• **ENTRIES SUPPLIED**:
-*-

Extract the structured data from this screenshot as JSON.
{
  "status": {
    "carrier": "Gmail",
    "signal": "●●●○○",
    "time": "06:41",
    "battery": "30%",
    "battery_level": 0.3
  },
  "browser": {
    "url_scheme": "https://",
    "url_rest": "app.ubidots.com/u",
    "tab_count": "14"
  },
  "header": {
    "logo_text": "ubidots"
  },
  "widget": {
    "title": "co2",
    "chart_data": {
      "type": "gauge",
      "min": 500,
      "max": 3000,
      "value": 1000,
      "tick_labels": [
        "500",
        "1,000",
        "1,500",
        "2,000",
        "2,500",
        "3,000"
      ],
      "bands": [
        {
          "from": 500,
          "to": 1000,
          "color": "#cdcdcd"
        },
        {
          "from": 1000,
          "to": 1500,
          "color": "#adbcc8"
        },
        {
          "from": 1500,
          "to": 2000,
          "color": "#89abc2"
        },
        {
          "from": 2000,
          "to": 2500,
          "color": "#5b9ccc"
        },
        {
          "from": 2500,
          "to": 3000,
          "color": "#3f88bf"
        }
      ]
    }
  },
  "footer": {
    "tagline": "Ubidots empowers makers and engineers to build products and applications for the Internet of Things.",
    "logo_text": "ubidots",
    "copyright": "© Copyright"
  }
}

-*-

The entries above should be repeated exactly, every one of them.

• **SOLVED PROBLEM**:
Extract the structured data from this screenshot as JSON.
{
  "status": {
    "carrier": "Gmail",
    "signal": "●●●○○",
    "time": "06:41",
    "battery": "30%",
    "battery_level": 0.3
  },
  "browser": {
    "url_scheme": "https://",
    "url_rest": "app.ubidots.com/u",
    "tab_count": "14"
  },
  "header": {
    "logo_text": "ubidots"
  },
  "widget": {
    "title": "co2",
    "chart_data": {
      "type": "gauge",
      "min": 500,
      "max": 3000,
      "value": 1000,
      "tick_labels": [
        "500",
        "1,000",
        "1,500",
        "2,000",
        "2,500",
        "3,000"
      ],
      "bands": [
        {
          "from": 500,
          "to": 1000,
          "color": "#cdcdcd"
        },
        {
          "from": 1000,
          "to": 1500,
          "color": "#adbcc8"
        },
        {
          "from": 1500,
          "to": 2000,
          "color": "#89abc2"
        },
        {
          "from": 2000,
          "to": 2500,
          "color": "#5b9ccc"
        },
        {
          "from": 2500,
          "to": 3000,
          "color": "#3f88bf"
        }
      ]
    }
  },
  "footer": {
    "tagline": "Ubidots empowers makers and engineers to build products and applications for the Internet of Things.",
    "logo_text": "ubidots",
    "copyright": "© Copyright"
  }
}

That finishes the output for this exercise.